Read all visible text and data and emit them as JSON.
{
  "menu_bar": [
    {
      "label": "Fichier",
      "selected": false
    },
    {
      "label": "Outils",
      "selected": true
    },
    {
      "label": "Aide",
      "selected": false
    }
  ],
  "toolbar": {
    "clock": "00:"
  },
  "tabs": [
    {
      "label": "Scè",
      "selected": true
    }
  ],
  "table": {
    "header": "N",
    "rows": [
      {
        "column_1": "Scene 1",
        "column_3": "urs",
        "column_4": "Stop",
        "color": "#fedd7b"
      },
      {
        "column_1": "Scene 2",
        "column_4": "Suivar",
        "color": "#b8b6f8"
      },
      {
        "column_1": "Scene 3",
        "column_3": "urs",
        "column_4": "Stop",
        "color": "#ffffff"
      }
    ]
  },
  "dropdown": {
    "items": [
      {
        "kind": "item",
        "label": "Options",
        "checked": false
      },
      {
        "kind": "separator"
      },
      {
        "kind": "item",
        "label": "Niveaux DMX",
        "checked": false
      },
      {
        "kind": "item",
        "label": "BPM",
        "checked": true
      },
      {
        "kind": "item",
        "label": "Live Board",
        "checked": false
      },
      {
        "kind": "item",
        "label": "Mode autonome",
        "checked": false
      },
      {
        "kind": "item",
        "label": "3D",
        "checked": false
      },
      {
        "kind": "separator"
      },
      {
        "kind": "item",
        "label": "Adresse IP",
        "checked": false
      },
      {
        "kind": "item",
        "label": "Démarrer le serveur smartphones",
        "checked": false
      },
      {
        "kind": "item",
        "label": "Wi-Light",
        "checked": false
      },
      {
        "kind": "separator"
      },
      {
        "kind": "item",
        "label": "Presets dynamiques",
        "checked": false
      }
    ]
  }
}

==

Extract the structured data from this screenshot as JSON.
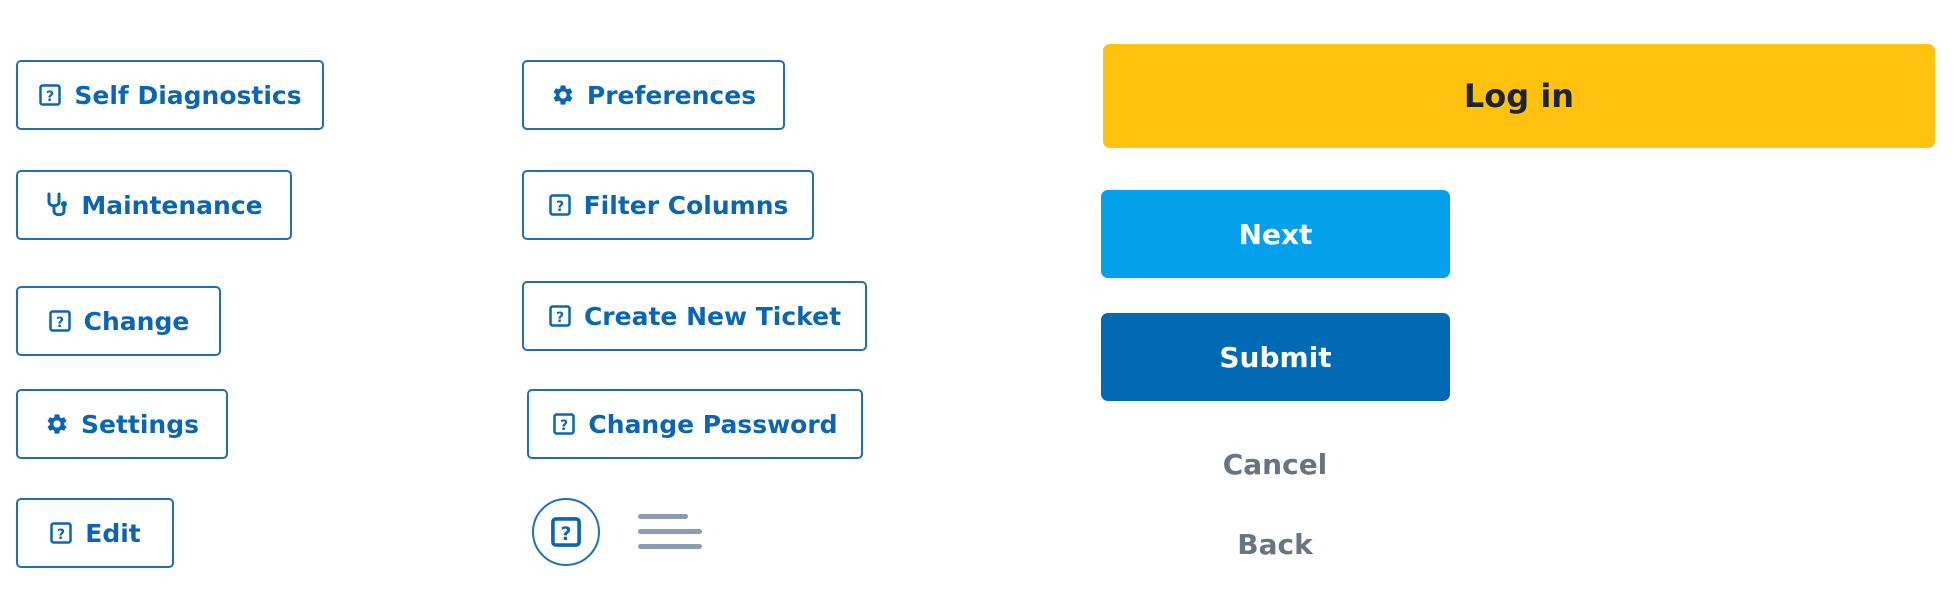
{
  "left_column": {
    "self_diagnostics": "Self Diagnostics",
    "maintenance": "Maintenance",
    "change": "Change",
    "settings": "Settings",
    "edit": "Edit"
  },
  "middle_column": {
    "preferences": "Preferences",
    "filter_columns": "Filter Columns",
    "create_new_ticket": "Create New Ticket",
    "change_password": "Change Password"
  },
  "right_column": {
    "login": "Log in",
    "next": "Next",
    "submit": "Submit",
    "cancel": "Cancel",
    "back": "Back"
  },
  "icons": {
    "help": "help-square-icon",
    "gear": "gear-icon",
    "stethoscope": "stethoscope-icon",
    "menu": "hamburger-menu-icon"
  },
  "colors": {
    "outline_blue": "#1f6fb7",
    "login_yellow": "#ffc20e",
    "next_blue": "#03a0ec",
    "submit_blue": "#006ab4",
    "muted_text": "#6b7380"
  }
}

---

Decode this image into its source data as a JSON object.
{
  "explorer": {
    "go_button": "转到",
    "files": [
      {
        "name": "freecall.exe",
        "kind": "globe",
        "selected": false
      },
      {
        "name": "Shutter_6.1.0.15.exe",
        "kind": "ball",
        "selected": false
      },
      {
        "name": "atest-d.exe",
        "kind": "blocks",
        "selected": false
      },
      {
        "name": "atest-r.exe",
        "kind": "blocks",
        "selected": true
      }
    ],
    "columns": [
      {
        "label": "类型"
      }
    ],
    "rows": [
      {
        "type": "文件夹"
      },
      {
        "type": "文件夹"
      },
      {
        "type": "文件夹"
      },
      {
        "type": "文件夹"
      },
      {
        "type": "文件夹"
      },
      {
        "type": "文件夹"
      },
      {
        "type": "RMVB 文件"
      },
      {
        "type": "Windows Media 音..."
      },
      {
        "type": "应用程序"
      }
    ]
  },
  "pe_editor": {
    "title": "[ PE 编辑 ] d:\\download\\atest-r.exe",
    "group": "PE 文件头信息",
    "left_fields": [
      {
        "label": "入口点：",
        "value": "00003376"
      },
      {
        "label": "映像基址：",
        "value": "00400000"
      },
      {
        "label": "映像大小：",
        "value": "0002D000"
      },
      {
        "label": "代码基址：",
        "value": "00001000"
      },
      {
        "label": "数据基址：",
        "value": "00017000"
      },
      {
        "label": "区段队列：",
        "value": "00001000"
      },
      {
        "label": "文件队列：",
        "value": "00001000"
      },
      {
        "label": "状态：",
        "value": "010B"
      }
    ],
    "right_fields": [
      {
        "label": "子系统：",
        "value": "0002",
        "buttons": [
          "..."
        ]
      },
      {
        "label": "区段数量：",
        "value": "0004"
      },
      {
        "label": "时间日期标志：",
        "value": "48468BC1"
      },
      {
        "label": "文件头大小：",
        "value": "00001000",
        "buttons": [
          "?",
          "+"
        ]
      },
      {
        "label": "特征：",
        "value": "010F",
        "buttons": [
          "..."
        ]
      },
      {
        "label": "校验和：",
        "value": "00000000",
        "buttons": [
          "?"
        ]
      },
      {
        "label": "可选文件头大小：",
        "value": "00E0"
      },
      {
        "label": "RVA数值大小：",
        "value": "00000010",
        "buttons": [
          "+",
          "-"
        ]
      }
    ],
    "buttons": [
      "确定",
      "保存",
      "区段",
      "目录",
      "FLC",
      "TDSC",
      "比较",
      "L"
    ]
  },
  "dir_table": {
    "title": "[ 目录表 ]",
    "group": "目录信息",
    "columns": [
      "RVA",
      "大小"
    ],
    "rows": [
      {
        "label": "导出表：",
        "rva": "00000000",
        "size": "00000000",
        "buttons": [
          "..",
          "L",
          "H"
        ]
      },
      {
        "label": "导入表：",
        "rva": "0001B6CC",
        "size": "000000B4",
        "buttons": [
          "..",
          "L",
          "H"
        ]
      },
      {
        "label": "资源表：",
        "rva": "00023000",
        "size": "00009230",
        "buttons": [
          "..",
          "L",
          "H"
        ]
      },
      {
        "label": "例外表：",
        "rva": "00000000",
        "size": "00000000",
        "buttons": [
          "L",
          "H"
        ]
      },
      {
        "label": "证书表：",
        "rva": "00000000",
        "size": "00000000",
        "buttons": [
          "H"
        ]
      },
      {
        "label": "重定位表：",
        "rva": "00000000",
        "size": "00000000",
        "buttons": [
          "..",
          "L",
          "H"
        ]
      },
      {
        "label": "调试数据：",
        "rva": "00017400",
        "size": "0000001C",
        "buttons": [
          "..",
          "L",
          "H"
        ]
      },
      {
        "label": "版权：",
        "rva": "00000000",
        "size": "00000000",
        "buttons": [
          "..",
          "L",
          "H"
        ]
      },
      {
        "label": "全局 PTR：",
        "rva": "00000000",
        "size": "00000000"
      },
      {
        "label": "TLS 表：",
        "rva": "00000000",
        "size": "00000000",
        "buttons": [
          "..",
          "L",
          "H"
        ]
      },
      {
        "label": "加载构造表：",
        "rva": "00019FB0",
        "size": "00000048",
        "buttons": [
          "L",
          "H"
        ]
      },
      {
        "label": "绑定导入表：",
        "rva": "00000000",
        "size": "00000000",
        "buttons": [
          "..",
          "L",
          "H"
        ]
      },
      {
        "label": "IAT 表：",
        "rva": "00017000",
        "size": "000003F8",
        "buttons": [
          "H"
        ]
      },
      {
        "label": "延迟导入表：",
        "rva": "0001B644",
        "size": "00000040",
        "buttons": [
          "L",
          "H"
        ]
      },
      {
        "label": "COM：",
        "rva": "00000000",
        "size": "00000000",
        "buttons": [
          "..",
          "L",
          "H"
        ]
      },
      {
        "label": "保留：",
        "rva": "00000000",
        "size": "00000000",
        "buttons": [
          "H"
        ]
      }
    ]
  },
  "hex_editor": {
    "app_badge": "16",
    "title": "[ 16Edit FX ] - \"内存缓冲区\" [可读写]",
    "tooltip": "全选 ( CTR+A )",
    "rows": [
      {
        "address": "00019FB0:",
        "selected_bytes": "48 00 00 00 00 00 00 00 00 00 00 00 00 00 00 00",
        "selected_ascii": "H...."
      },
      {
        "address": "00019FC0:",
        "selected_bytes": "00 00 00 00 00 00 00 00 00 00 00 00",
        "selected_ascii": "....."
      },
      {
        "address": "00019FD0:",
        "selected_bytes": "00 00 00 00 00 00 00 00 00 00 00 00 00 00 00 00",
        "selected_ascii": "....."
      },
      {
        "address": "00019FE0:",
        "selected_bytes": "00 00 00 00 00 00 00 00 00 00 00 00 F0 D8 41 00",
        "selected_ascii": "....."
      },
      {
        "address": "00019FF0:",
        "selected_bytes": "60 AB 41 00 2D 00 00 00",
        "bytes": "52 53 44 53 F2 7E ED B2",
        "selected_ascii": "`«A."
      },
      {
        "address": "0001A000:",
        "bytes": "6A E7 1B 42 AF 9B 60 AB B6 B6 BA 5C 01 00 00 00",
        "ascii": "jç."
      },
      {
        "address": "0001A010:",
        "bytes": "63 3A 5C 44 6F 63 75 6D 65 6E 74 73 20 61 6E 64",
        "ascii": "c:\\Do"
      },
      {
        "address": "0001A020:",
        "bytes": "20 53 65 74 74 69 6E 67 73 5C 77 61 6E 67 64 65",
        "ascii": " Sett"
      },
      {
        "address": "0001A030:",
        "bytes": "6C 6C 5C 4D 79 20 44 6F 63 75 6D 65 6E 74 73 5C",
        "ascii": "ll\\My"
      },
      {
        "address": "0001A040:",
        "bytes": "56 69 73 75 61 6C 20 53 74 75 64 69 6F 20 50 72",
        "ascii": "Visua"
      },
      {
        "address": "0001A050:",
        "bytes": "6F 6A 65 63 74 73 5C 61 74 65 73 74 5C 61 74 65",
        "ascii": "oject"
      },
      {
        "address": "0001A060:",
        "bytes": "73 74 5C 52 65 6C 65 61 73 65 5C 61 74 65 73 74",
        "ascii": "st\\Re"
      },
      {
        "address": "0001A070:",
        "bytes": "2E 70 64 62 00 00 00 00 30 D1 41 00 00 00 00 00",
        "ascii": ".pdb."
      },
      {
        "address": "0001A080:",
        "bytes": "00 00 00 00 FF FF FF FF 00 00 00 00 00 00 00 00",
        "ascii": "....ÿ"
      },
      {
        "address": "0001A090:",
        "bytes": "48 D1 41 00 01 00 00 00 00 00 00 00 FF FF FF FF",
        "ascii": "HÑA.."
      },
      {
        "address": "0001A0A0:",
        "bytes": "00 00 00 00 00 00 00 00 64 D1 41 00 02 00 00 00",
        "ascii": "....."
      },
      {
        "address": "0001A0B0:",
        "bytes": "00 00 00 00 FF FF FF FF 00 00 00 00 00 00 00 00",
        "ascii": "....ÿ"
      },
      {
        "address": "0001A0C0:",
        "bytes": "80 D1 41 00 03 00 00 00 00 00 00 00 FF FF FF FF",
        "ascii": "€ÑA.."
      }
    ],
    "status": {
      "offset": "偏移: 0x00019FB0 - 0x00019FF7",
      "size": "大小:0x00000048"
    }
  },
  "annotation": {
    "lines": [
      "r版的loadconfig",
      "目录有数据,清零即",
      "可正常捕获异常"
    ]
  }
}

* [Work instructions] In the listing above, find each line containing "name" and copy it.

* [Result for this exercise]
        "name": "freecall.exe",
        "name": "Shutter_6.1.0.15.exe",
        "name": "atest-d.exe",
        "name": "atest-r.exe",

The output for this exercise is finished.